The records START

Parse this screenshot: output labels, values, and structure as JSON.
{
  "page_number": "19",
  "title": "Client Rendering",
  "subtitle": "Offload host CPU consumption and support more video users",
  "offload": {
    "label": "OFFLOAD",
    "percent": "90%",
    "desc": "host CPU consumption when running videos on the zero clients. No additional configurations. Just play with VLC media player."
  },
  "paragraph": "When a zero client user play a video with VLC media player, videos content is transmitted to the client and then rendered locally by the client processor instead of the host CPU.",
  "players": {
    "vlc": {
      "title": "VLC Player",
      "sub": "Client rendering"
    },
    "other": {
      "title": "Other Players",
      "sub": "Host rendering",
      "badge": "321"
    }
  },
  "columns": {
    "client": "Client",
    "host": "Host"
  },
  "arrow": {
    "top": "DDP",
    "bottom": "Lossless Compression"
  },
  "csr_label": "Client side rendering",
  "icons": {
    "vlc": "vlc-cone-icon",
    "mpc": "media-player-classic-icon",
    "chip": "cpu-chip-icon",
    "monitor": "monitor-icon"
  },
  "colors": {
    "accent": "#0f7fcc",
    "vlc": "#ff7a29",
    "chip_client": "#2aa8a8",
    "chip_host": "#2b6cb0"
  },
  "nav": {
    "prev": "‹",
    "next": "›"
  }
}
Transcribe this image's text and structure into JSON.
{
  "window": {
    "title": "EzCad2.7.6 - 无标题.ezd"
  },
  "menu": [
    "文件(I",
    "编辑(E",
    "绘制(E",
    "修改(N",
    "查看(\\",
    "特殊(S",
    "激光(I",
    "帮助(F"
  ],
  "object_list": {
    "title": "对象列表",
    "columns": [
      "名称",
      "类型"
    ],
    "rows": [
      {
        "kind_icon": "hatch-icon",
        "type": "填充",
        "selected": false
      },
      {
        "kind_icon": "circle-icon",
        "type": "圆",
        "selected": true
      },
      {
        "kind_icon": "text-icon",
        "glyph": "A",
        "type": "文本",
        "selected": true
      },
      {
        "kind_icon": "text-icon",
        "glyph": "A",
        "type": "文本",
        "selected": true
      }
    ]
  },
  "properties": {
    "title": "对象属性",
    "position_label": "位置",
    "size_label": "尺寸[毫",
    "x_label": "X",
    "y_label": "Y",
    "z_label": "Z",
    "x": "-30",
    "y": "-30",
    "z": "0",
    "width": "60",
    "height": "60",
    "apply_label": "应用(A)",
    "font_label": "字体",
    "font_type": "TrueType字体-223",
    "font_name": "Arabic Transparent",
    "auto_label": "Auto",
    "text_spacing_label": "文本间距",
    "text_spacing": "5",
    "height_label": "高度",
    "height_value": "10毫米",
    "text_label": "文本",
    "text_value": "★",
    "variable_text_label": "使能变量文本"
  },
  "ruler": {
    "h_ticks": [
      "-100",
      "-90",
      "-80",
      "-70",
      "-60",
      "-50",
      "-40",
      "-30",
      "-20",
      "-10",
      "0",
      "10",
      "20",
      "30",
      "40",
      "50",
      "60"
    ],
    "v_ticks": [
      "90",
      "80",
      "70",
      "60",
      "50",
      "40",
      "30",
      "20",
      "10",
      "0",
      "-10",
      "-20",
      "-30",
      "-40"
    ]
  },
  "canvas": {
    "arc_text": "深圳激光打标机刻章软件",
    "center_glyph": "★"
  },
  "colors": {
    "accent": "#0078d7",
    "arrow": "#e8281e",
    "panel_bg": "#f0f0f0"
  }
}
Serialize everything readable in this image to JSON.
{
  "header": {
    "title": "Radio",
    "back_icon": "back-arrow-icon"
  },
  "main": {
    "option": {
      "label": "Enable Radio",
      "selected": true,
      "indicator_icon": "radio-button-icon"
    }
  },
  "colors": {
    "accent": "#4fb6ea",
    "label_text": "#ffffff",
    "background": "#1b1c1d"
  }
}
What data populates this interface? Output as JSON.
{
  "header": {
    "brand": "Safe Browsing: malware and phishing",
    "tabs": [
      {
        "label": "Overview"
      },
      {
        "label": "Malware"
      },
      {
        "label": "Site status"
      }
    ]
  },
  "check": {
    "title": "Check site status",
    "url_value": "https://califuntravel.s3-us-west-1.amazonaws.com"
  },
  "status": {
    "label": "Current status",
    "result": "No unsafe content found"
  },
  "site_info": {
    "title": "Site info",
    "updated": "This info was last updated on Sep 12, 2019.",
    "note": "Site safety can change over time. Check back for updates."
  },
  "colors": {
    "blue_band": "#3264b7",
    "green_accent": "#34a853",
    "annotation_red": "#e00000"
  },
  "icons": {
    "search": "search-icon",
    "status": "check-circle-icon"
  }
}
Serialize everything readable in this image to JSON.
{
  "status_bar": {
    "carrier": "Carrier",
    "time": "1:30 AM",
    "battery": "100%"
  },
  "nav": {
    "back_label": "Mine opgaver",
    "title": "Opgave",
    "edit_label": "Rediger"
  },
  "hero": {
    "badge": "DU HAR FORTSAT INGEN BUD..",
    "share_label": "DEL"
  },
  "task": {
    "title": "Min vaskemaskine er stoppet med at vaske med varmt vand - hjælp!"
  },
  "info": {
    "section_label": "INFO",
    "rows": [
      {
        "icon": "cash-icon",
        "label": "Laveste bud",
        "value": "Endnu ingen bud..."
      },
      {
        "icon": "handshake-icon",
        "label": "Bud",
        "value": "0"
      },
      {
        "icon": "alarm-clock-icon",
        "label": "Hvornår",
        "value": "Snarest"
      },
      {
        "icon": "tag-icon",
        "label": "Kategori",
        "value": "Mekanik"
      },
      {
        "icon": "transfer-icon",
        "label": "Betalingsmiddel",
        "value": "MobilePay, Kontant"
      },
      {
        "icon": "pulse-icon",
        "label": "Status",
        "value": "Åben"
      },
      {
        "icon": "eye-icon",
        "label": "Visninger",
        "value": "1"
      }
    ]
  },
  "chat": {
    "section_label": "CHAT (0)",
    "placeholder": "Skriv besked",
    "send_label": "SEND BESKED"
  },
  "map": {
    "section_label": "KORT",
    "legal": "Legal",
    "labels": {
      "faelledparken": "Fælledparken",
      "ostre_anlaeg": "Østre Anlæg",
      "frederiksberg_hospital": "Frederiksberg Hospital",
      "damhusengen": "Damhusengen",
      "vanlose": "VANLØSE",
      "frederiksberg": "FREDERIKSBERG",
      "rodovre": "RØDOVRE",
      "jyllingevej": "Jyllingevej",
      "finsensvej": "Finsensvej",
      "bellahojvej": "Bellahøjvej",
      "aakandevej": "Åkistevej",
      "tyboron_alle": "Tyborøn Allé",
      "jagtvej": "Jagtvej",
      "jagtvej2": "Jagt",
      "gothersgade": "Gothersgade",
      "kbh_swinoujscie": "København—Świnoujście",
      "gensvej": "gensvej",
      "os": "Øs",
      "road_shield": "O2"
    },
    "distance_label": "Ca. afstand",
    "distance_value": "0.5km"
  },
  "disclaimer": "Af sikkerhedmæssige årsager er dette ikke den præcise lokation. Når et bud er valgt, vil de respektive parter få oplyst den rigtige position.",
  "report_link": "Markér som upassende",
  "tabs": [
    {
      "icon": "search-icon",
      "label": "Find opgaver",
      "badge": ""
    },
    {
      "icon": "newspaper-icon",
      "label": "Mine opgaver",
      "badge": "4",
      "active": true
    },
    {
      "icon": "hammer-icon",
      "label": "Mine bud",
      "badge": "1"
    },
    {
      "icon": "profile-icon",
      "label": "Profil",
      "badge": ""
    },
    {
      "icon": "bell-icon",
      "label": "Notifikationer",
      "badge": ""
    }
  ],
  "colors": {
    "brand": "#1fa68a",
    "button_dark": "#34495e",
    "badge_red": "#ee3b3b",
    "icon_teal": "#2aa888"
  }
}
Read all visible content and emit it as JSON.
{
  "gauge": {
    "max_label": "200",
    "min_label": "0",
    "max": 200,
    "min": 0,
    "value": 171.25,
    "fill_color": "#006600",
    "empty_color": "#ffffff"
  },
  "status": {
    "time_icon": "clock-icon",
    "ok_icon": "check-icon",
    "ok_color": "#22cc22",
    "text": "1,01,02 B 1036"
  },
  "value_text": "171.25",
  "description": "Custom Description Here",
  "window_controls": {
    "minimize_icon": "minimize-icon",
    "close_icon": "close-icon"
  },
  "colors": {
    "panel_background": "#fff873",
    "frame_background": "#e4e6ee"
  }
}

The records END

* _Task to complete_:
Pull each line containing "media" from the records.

* _Task answer_:
    "desc": "host CPU consumption when running videos on the zero clients. No additional configurations. Just play with VLC media player."
  "paragraph": "When a zero client user play a video with VLC media player, videos content is transmitted to the client and then rendered locally by the client processor instead of the host CPU.",
    "mpc": "media-player-classic-icon",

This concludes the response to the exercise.